DIRECTIONS FOR THIS TASK: Check every line of the data and copy the ones where "description" appears.
= Beginning of Section =
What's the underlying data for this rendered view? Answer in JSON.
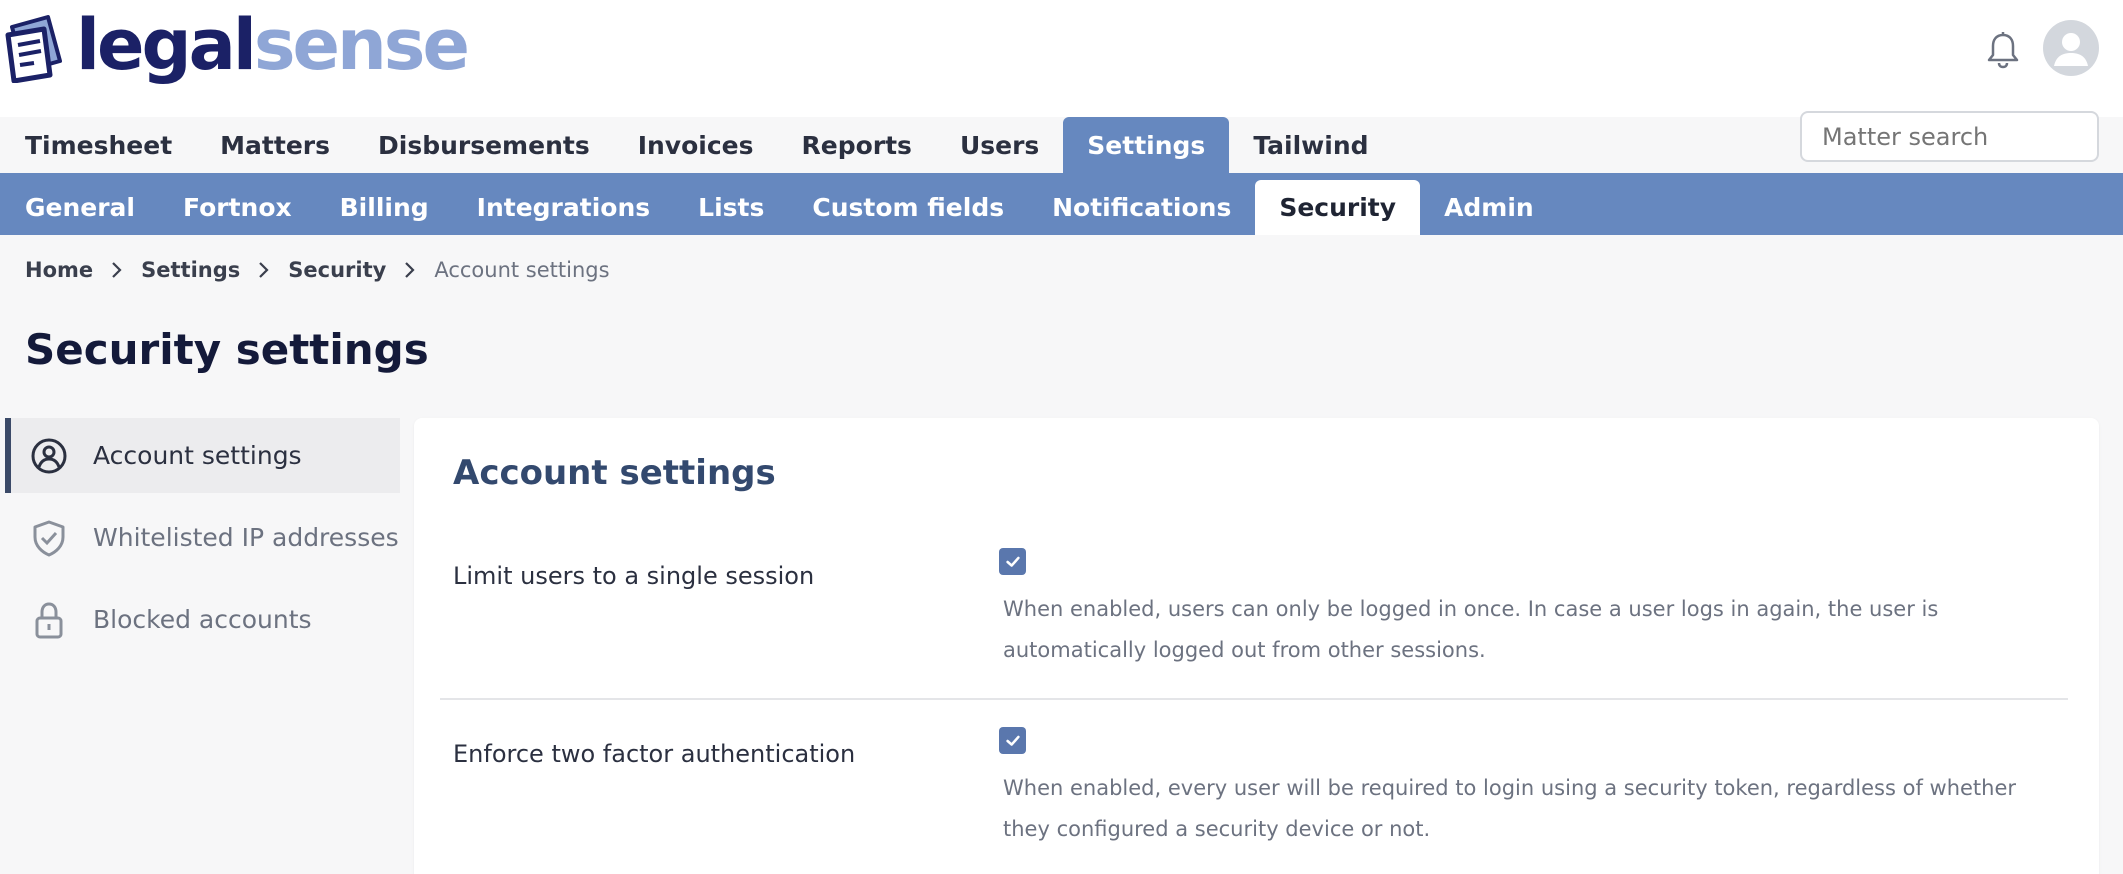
{
  "brand": {
    "name_part1": "legal",
    "name_part2": "sense"
  },
  "main_nav": {
    "tabs": [
      {
        "label": "Timesheet",
        "active": false
      },
      {
        "label": "Matters",
        "active": false
      },
      {
        "label": "Disbursements",
        "active": false
      },
      {
        "label": "Invoices",
        "active": false
      },
      {
        "label": "Reports",
        "active": false
      },
      {
        "label": "Users",
        "active": false
      },
      {
        "label": "Settings",
        "active": true
      },
      {
        "label": "Tailwind",
        "active": false
      }
    ],
    "search_placeholder": "Matter search"
  },
  "sub_nav": {
    "tabs": [
      {
        "label": "General",
        "active": false
      },
      {
        "label": "Fortnox",
        "active": false
      },
      {
        "label": "Billing",
        "active": false
      },
      {
        "label": "Integrations",
        "active": false
      },
      {
        "label": "Lists",
        "active": false
      },
      {
        "label": "Custom fields",
        "active": false
      },
      {
        "label": "Notifications",
        "active": false
      },
      {
        "label": "Security",
        "active": true
      },
      {
        "label": "Admin",
        "active": false
      }
    ]
  },
  "breadcrumb": {
    "home": "Home",
    "settings": "Settings",
    "security": "Security",
    "current": "Account settings"
  },
  "page_title": "Security settings",
  "sidebar": {
    "items": [
      {
        "label": "Account settings",
        "icon": "user-circle-icon",
        "active": true
      },
      {
        "label": "Whitelisted IP addresses",
        "icon": "shield-check-icon",
        "active": false
      },
      {
        "label": "Blocked accounts",
        "icon": "lock-icon",
        "active": false
      }
    ]
  },
  "card": {
    "title": "Account settings",
    "settings": [
      {
        "label": "Limit users to a single session",
        "checked": true,
        "description": "When enabled, users can only be logged in once. In case a user logs in again, the user is automatically logged out from other sessions."
      },
      {
        "label": "Enforce two factor authentication",
        "checked": true,
        "description": "When enabled, every user will be required to login using a security token, regardless of whether they configured a security device or not."
      }
    ]
  },
  "colors": {
    "accent": "#6688bf",
    "brand_dark": "#1b2166",
    "brand_light": "#8fa6d6",
    "checkbox": "#5a77ad"
  }
}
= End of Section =
FINISHED EXERCISE:
        "description": "When enabled, users can only be logged in once. In case a user logs in again, the user is automatically logged out from other sessions."
        "description": "When enabled, every user will be required to login using a security token, regardless of whether they configured a security device or not."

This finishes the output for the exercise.